#### What is required:
Scan the data beneath this task and copy each line that includes "JSON".

[Items from a data source]
>>

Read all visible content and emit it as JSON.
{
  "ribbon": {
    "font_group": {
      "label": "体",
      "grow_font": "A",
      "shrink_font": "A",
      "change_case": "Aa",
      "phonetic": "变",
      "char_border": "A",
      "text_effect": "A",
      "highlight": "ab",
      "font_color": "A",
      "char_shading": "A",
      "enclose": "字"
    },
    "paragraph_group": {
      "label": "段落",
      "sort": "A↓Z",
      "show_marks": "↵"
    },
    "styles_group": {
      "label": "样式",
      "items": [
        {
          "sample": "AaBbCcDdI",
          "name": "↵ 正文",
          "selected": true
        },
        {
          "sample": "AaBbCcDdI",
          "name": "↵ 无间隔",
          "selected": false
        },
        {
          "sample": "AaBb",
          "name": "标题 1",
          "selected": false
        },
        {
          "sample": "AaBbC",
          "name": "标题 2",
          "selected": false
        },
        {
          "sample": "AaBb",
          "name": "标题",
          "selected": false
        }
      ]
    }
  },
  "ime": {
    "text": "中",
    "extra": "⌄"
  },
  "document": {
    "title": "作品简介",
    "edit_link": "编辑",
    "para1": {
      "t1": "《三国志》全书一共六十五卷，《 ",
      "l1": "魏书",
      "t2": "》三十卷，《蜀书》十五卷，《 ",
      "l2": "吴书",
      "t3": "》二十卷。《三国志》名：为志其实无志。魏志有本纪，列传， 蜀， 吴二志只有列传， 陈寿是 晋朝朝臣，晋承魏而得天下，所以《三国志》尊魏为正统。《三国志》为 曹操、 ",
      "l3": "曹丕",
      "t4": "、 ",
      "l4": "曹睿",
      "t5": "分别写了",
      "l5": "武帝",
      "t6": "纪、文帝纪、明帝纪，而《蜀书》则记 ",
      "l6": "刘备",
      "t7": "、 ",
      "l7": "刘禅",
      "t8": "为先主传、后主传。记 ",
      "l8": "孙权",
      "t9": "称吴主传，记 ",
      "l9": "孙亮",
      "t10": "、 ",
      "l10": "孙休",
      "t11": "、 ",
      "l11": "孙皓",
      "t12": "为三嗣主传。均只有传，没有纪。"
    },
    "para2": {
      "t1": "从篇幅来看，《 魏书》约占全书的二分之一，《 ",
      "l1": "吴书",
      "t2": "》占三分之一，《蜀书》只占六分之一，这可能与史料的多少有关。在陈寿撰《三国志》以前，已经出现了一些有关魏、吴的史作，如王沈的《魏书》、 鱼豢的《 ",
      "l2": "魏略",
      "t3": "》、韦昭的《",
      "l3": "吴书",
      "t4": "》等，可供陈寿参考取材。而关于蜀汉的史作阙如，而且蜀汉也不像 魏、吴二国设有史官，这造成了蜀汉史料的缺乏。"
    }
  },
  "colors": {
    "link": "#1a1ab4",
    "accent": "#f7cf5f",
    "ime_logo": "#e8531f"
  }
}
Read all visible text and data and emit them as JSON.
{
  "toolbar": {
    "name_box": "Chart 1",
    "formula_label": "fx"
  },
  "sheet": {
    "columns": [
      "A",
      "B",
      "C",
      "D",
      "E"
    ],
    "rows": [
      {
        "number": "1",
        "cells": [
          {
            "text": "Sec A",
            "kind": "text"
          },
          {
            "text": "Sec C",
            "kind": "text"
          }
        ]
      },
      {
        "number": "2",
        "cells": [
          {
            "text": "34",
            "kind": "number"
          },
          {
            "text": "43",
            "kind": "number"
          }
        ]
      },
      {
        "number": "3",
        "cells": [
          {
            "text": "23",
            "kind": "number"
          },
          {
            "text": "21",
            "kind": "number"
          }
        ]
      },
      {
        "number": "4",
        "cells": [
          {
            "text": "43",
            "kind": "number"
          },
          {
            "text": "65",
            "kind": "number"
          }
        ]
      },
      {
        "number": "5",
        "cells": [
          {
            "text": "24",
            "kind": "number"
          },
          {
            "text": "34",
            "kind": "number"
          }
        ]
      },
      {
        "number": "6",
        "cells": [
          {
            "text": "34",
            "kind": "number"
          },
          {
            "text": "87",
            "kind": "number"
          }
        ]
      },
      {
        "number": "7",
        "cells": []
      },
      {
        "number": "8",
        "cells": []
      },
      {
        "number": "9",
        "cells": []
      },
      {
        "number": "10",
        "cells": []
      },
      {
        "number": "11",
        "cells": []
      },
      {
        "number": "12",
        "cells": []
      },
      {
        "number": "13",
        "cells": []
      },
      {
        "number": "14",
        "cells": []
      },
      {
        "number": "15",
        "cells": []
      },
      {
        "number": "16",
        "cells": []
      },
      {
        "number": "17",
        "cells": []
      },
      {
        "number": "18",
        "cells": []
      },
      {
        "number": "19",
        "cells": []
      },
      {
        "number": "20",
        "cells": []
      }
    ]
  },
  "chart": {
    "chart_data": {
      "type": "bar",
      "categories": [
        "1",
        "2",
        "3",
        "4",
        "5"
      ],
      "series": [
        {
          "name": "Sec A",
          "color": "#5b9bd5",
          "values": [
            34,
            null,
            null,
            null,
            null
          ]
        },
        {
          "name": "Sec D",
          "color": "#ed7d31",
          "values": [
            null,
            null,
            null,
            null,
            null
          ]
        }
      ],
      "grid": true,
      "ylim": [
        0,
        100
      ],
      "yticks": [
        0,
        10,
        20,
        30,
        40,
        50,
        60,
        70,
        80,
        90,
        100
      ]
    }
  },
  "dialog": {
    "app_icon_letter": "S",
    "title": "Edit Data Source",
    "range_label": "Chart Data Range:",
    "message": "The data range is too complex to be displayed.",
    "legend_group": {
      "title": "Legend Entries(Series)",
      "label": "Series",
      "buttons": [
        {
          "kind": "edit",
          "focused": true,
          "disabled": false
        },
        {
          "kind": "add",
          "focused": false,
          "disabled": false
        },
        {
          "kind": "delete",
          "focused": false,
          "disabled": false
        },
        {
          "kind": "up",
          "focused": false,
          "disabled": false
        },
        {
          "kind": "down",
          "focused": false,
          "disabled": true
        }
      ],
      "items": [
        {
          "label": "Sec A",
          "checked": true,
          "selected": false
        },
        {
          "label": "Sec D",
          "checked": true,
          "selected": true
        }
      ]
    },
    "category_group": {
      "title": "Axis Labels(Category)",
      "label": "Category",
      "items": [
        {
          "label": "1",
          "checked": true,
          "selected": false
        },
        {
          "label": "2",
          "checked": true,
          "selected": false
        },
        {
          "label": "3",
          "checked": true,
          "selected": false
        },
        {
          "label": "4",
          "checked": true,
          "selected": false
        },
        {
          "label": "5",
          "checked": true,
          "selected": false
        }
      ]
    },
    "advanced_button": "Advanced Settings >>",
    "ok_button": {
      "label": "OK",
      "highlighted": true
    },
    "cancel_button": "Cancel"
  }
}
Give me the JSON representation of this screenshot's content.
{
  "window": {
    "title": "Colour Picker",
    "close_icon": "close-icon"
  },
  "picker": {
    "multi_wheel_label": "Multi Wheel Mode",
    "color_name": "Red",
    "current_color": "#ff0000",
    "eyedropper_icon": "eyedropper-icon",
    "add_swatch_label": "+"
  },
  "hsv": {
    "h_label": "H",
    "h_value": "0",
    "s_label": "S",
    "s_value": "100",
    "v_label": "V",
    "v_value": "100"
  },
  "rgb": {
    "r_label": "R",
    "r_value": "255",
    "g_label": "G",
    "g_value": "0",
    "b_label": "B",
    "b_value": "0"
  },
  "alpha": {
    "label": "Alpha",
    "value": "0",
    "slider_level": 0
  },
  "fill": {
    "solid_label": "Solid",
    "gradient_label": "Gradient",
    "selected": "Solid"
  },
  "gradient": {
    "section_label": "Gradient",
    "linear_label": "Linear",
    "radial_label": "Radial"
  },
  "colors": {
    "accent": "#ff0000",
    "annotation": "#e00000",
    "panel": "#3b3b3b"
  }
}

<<

#### Solution for this problem:
Read all visible content and emit it as JSON.
Read all visible text and data and emit them as JSON.
Give me the JSON representation of this screenshot's content.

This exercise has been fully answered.